2010 Domaine Armand Rousseau Bourgogne Blanc


Every now and again, so-called unicorn wines trot onto my Twitter or Instagram feed, compelling me to yell into my smartphone: “It is not a bloody unicorn wine. How can it be? Unicorns don’t exist!” The term is misapplied to bottles that are rarely seen, and true, I rarely see unicorns – not unless I’m driving down a country lane and spot a pony with an ice-cream cone stuck to its forehead. Unicorns only exist in fiction: in Lewis Carroll’s Through the Looking Glass or in Rick Deckard’s dreams; My Little Pony or Princess Bubblegum’s Korean-speaking steed Lady Rainicorn in Adventure Time. All cute and lovely, but none of them exist. Ergo, bottles declared “ULTIMATE UNICORN” in capital letters and a small armada of exclamation marks on social media are no such things. They are more like wild snow leopards, creatures that you have a very small chance of seeing, but that really are prowling about somewhere.

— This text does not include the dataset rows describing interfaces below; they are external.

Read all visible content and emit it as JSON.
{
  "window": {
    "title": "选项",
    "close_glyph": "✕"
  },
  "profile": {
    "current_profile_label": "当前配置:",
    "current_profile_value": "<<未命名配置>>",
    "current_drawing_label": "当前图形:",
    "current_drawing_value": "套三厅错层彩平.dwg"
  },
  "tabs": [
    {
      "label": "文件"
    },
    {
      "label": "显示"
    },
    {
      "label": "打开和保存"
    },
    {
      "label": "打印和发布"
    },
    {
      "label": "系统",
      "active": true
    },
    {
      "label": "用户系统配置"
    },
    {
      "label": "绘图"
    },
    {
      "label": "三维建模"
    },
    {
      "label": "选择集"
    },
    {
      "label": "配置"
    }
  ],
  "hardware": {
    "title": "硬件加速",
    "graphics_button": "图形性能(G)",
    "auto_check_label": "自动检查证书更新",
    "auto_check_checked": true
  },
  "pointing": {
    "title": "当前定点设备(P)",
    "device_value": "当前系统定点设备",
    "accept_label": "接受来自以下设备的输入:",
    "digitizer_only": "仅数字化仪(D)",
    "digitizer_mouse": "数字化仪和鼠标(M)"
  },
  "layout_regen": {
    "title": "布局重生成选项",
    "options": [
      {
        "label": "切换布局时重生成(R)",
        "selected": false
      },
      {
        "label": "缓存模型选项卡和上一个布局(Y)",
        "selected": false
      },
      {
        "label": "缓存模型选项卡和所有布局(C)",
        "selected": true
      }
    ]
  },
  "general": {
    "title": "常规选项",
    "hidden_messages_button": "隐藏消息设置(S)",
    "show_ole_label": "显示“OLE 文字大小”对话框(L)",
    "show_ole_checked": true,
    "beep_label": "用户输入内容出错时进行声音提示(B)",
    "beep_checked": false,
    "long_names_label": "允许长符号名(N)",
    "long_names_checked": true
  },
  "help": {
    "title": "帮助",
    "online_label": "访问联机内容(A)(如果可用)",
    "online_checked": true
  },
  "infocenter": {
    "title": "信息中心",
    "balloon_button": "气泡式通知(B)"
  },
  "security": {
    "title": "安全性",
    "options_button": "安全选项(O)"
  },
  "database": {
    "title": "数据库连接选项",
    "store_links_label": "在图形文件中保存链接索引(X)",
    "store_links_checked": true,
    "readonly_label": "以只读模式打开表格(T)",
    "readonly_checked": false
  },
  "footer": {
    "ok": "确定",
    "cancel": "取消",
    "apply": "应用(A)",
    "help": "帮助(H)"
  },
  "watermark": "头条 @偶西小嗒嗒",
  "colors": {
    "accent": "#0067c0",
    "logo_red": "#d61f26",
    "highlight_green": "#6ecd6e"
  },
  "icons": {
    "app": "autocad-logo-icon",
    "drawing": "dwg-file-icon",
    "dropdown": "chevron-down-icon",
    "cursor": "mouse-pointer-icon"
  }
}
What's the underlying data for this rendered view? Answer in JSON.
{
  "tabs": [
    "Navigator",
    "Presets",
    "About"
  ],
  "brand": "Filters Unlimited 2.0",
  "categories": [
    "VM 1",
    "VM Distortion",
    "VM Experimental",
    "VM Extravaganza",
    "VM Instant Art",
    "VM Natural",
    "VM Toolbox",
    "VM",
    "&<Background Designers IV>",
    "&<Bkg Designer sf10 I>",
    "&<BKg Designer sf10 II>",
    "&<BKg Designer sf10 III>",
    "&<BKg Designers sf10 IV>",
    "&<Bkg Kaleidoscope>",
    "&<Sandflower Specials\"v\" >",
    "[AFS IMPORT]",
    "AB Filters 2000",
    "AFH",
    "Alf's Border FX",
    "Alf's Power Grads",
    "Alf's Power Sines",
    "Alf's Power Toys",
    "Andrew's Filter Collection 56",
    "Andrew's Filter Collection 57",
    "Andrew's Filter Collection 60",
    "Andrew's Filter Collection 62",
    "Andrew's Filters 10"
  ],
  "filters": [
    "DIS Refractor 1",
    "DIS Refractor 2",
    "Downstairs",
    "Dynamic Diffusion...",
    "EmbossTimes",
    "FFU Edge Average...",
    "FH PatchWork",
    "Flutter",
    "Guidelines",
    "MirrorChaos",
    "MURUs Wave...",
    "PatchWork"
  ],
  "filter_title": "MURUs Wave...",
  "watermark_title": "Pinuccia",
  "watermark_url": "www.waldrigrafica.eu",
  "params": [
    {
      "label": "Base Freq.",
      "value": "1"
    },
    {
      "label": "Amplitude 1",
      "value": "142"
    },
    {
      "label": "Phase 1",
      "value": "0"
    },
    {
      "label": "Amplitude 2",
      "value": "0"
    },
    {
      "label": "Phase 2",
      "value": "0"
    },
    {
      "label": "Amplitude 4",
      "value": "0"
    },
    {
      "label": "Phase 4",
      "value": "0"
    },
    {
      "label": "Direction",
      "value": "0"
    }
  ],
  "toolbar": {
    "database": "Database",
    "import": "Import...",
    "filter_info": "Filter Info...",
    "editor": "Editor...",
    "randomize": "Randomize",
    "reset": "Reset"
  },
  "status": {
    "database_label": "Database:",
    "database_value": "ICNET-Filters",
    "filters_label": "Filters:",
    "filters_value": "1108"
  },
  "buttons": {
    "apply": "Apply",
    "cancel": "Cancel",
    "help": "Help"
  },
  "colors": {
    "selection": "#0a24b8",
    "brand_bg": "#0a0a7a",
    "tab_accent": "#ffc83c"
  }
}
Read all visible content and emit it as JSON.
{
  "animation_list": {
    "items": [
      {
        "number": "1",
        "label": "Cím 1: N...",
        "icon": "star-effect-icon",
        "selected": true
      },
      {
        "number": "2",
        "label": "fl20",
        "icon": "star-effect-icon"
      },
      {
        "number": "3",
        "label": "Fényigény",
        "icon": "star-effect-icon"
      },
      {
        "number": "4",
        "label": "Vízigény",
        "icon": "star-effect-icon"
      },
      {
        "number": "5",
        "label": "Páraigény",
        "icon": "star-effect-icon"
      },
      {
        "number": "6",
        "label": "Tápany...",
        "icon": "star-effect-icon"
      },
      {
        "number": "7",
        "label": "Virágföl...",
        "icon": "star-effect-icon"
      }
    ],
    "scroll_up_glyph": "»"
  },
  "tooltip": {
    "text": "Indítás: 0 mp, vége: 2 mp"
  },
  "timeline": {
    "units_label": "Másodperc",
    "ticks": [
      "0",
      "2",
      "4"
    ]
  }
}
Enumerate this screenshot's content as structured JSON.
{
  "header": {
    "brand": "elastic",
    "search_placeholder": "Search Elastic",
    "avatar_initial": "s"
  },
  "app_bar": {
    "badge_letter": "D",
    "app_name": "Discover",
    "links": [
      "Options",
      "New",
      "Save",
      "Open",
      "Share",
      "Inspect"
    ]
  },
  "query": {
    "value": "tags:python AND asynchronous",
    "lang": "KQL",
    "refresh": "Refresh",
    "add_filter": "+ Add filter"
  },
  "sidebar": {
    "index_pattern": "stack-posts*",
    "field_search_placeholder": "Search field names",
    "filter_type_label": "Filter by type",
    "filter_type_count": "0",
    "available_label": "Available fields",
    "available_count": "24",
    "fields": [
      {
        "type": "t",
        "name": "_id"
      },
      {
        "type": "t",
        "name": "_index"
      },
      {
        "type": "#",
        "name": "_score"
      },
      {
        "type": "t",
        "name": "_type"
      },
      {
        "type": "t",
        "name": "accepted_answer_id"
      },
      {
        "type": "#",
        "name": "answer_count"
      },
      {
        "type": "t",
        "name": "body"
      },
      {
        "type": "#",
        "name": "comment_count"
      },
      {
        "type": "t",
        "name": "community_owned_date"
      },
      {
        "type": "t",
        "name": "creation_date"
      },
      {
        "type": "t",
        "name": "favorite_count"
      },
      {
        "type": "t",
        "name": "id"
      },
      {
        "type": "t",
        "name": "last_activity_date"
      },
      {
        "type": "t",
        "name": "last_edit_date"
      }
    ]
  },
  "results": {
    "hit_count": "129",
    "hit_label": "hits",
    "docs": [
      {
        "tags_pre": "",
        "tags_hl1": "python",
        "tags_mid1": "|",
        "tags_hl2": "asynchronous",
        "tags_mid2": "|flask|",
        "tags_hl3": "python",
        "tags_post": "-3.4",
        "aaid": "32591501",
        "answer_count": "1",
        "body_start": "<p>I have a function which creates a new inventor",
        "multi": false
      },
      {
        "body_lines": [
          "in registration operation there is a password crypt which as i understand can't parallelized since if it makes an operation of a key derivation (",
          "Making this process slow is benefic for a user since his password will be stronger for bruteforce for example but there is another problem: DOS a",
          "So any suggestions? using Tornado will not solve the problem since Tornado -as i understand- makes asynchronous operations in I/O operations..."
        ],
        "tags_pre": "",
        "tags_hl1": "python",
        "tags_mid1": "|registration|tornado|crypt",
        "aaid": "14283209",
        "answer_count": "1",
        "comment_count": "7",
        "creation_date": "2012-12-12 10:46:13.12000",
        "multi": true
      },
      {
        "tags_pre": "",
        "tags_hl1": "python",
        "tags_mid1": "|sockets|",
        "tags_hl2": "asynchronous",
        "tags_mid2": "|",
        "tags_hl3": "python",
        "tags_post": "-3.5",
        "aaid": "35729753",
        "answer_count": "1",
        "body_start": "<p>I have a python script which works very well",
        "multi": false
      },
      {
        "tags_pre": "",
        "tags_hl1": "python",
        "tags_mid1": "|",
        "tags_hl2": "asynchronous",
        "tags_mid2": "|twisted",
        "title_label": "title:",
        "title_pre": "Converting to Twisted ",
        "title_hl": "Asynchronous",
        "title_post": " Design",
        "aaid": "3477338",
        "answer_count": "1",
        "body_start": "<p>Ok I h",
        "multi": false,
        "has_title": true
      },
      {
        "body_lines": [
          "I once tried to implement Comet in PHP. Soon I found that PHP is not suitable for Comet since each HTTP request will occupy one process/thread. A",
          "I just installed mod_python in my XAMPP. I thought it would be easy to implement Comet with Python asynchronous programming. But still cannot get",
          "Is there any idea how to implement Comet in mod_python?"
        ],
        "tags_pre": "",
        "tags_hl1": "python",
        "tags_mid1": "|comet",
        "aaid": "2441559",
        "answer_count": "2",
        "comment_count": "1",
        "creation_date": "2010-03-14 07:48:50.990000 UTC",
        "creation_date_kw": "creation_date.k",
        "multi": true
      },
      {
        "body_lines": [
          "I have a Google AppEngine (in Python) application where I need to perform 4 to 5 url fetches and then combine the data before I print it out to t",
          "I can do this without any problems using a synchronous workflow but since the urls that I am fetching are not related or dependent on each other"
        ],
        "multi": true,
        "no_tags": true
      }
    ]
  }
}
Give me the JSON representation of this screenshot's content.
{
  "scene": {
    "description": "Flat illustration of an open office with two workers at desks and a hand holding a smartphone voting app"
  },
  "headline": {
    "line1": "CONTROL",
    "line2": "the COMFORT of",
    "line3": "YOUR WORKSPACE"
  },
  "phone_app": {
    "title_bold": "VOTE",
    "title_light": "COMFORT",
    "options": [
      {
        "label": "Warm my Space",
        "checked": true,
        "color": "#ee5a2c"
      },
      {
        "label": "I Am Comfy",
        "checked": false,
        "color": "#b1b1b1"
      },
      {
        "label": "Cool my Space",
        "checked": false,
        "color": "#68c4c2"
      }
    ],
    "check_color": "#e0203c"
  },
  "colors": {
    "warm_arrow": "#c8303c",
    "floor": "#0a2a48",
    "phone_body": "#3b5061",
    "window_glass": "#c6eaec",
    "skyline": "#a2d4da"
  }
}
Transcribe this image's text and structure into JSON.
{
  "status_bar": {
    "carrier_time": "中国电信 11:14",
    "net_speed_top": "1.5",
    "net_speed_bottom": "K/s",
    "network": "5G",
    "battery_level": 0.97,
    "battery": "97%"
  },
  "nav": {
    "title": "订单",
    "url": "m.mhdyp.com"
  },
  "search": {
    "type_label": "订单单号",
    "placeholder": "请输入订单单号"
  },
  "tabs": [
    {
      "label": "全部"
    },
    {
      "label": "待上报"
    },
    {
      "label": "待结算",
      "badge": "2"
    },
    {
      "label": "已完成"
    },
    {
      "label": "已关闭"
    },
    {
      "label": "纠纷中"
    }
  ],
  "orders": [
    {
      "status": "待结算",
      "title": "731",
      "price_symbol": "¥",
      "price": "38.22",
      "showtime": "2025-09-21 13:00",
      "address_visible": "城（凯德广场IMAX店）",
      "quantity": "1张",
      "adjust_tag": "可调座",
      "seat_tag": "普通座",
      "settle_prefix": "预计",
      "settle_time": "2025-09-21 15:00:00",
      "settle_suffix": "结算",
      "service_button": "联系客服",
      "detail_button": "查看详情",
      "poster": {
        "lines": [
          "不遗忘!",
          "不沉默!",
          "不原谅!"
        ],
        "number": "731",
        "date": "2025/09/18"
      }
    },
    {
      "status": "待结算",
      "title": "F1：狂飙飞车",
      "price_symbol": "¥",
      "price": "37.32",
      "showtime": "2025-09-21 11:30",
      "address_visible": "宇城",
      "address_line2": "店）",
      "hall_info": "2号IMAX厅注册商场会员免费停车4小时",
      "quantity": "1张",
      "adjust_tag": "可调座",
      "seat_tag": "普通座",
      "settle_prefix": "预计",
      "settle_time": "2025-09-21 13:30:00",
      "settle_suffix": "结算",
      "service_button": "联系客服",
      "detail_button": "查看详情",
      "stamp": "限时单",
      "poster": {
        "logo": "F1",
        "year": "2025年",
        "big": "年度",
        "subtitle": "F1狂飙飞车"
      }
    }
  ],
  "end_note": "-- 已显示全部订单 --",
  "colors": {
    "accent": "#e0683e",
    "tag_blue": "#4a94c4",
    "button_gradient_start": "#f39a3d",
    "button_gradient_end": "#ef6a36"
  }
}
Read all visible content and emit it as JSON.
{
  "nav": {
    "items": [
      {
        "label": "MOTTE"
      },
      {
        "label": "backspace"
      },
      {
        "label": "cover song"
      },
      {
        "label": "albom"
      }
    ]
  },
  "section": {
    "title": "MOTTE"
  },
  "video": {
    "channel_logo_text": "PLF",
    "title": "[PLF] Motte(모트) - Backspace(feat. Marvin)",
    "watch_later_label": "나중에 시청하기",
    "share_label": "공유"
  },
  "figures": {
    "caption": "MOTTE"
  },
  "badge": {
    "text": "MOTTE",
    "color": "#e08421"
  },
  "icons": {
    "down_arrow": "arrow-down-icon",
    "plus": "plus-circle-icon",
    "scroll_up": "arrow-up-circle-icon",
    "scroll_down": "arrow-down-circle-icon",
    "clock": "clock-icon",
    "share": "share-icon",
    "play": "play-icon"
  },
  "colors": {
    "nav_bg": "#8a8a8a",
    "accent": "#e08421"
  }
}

Then I started thinking. Can I prove unicorns do not exist? The answer is “no.” A unicorn might be like those weird sea creatures that marine biologists discover pottering about in thermal vents at the bottom of ocean trenches. Maybe we never looked in the right place. Maybe deep in the Amazon rainforest there is a herd of unicorns that have simply evaded capture or sighting. How does that aphorism go? Absence of evidence is not evidence of absence.

Therefore, I revised my definition of a unicorn wine to “one that I never knew existed until it appeared.” That brings me to this Cellar Favorite, which doubtless piqued the interest of Burgundy/Rousseau-lovers. Here is the backstory. November 2018, and I am at the La Paulée in Beaune when a guest kindly pours a white burgundy. “Wow. The Bourgogne Blanc from Rousseau. Never seen that before,” says my sagacious neighbour. “Shame it’s corked.” I pause to digest this revelation. I kind of know my Burgundy but never knew Rousseau made this secret white, and I’m disappointed that this rara avis is riddled with TCA. It’s like chancing upon a unicorn, only to find its horn has broken off, which makes it a horse.

A few days later, I am at Domaine Rousseau and ask Cyrielle Rousseau about the mysterious Bourgogne Blanc. She confirms that her family produced it for a number of years from a parcel in Gevrey-Chambertin, solely for personal consumption or to give to friends and associates. They no longer make it. (I later learn from Steen Ohnen’s website that it comprises Chardonnay, Aligoté and Pinot Blanc from a plot near Clos Saint-Jacques that is now en fermage to either Dugat or Dugat-Py.) Cyrielle says she has a couple of bottles remaining, and since the bottle I encountered was corked, she will gladly replace it with one of hers. Well, I’m never going to have another opportunity to drink this wine again, and I promise to share it with friends. Before I depart, we enter a utility room and Cyrielle hands me a bottle from an OWC, one of the few left with a label. A month later, it is poured blind to an unsuspecting group at Noble Rot restaurant as part of our Christmas meal. I have promised our gathering a true unicorn wine, but perhaps because that term is so misused for reasons already stated, their expectations are modest. When I reveal the grower, cue the expressions of wonderment.

So what does it taste like? The 2010 Bourgogne Blanc tastes far better than I anticipated, given its modest origins. It has a gorgeous bouquet of almond, frangipane and brioche, well defined and with a patina of oak. It is actually quite southern Rhône in character. The palate is medium-bodied with a fine bead of acidity, blessed with a slightly viscous texture, and quite rich thanks to the influence of the Aligoté. Lovely hazelnut and buttered toast appear towards the finish. No mere curiosity, this is absolutely delicious, to the point where I feel a little crestfallen that Rousseau no longer produces it or ever commercialised it. 91/Drinking window: 2019-2024.

So there you go. Unicorns do not exist. At least, not until one appears in front of you.